The source connector takes messages from an IBM MQ queue and sends them to a Kafka topic. There are three different approaches for getting messages from Applications onto the MQ queue so that they can be delivered to Apache Kafka: 

Direct to queue - New MQ applications, or applications that are intentionally targeting Kafka applications, can put messages to a queue used by the source connector.

Subscribe to topic - If messages are already being published to a topic, and the consumers are expanding to include Kafka applications, it’s simple in MQ create a new subscription to generate another copy for a queue used by the source connector.

Streaming Queue – If messages are currently being sent and consumed by an application on a queue, and you need an additional copy of that message to flow to a Kafka topic, you can use a streaming queue to create a copy of every message arriving on one queue, onto a second queue that is used by the source connector. Enabling streaming queues has no effects on existing applications as the original message doesn’t change - the message sent to the second queue is identical to the original message: same payload, message & correlation ID, etc. 

Acting on events

When it comes to taking actions on events, IBM recently announced IBM Event Automation which provides an intuitive and integrated experience for distributing, discovering, and processing business events across the organization. It enables you to collect raw streams of real-time business events not just from IBM MQ but from multiple sources across a business with enterprise-grade Apache Kafka, build a self-service catalog of event sources for users to securely browse and utilize, and define business situations in an intuitive authoring canvas so you can respond when they arise and automate decisions.

IBM Event Automation will be generally available June 29, 2023. For more information, please visit the IBM Event Automation website or contact your local IBM representative or IBM Business Partner. Alternatively, join us for our webinar and discover how to Accelerate your speed of business with IBM Event Automation (replay).
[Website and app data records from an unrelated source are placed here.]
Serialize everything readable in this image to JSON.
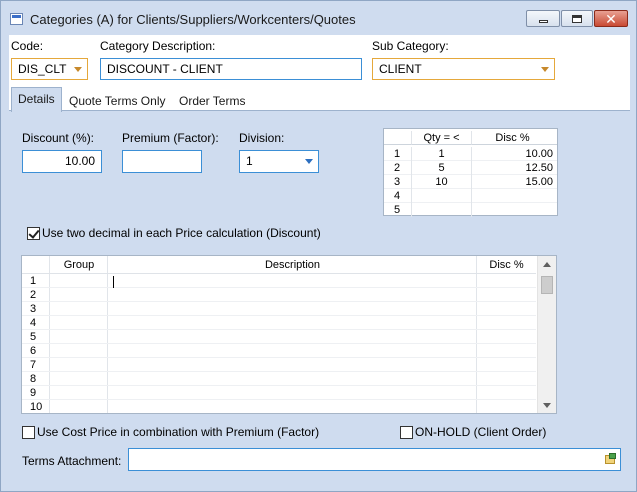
{
  "window": {
    "title": "Categories (A) for Clients/Suppliers/Workcenters/Quotes",
    "controls": {
      "minimize": "minimize-icon",
      "maximize": "maximize-icon",
      "close": "close-icon"
    }
  },
  "header": {
    "code_label": "Code:",
    "code_value": "DIS_CLT",
    "description_label": "Category Description:",
    "description_value": "DISCOUNT - CLIENT",
    "subcategory_label": "Sub Category:",
    "subcategory_value": "CLIENT"
  },
  "tabs": [
    {
      "label": "Details",
      "active": true
    },
    {
      "label": "Quote Terms Only",
      "active": false
    },
    {
      "label": "Order Terms",
      "active": false
    }
  ],
  "details": {
    "discount_label": "Discount (%):",
    "discount_value": "10.00",
    "premium_label": "Premium (Factor):",
    "premium_value": "",
    "division_label": "Division:",
    "division_value": "1",
    "two_decimal_label": "Use two decimal in each Price calculation (Discount)",
    "two_decimal_checked": true
  },
  "qty_grid": {
    "headers": [
      "",
      "Qty = <",
      "Disc %"
    ],
    "rows": [
      [
        "1",
        "1",
        "10.00"
      ],
      [
        "2",
        "5",
        "12.50"
      ],
      [
        "3",
        "10",
        "15.00"
      ],
      [
        "4",
        "",
        ""
      ],
      [
        "5",
        "",
        ""
      ]
    ]
  },
  "group_grid": {
    "headers": [
      "",
      "Group",
      "Description",
      "Disc %"
    ],
    "row_numbers": [
      "1",
      "2",
      "3",
      "4",
      "5",
      "6",
      "7",
      "8",
      "9",
      "10"
    ]
  },
  "footer": {
    "cost_price_label": "Use Cost Price in combination with Premium (Factor)",
    "cost_price_checked": false,
    "on_hold_label": "ON-HOLD  (Client Order)",
    "on_hold_checked": false,
    "terms_attachment_label": "Terms Attachment:",
    "terms_attachment_value": ""
  }
}
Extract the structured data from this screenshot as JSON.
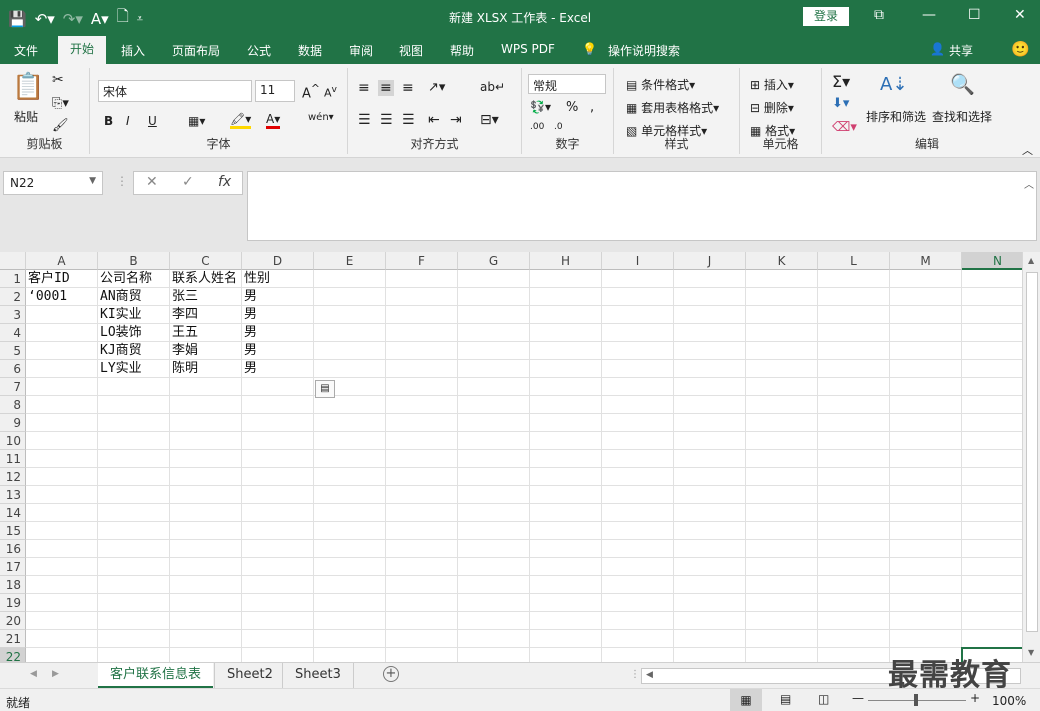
{
  "window": {
    "title": "新建 XLSX 工作表  -  Excel",
    "login": "登录"
  },
  "menu": {
    "tabs": [
      "文件",
      "开始",
      "插入",
      "页面布局",
      "公式",
      "数据",
      "审阅",
      "视图",
      "帮助",
      "WPS PDF",
      "操作说明搜索"
    ],
    "share": "共享"
  },
  "ribbon": {
    "clipboard": {
      "label": "剪贴板",
      "paste": "粘贴"
    },
    "font": {
      "label": "字体",
      "name": "宋体",
      "size": "11",
      "bold": "B",
      "italic": "I",
      "underline": "U"
    },
    "alignment": {
      "label": "对齐方式"
    },
    "number": {
      "label": "数字",
      "format": "常规"
    },
    "styles": {
      "label": "样式",
      "conditional": "条件格式",
      "table": "套用表格格式",
      "cell": "单元格样式"
    },
    "cells": {
      "label": "单元格",
      "insert": "插入",
      "delete": "删除",
      "format": "格式"
    },
    "editing": {
      "label": "编辑",
      "sort": "排序和筛选",
      "find": "查找和选择"
    }
  },
  "formula": {
    "namebox": "N22",
    "value": ""
  },
  "sheet": {
    "columns": [
      "A",
      "B",
      "C",
      "D",
      "E",
      "F",
      "G",
      "H",
      "I",
      "J",
      "K",
      "L",
      "M",
      "N"
    ],
    "rows": [
      "1",
      "2",
      "3",
      "4",
      "5",
      "6",
      "7",
      "8",
      "9",
      "10",
      "11",
      "12",
      "13",
      "14",
      "15",
      "16",
      "17",
      "18",
      "19",
      "20",
      "21",
      "22"
    ],
    "cells": [
      [
        "客户ID",
        "公司名称",
        "联系人姓名",
        "性别"
      ],
      [
        "‘0001",
        "AN商贸",
        "张三",
        "男"
      ],
      [
        "",
        "KI实业",
        "李四",
        "男"
      ],
      [
        "",
        "LO装饰",
        "王五",
        "男"
      ],
      [
        "",
        "KJ商贸",
        "李娟",
        "男"
      ],
      [
        "",
        "LY实业",
        "陈明",
        "男"
      ]
    ]
  },
  "tabs": {
    "sheets": [
      "客户联系信息表",
      "Sheet2",
      "Sheet3"
    ],
    "active": "客户联系信息表"
  },
  "status": {
    "ready": "就绪",
    "zoom": "100%"
  },
  "watermark": "最需教育",
  "colors": {
    "accent": "#217346"
  }
}
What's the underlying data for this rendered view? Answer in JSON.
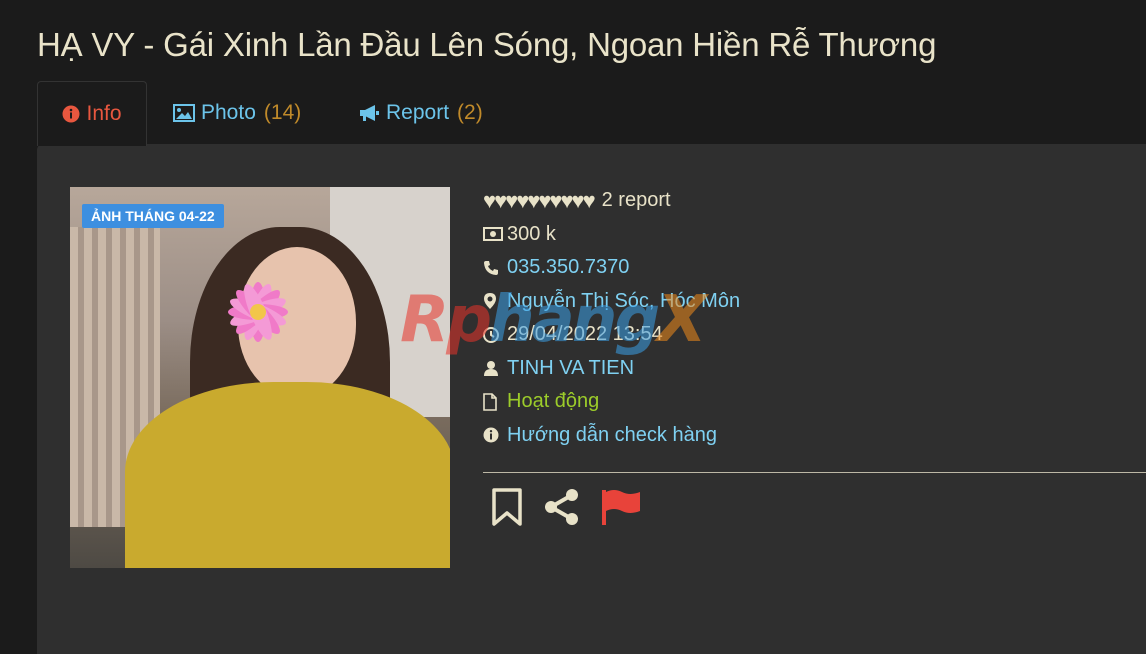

For further information and to get started with the Sink and Source connectors to deliver data seamlessly into an Apache Kafka event streaming platform, visit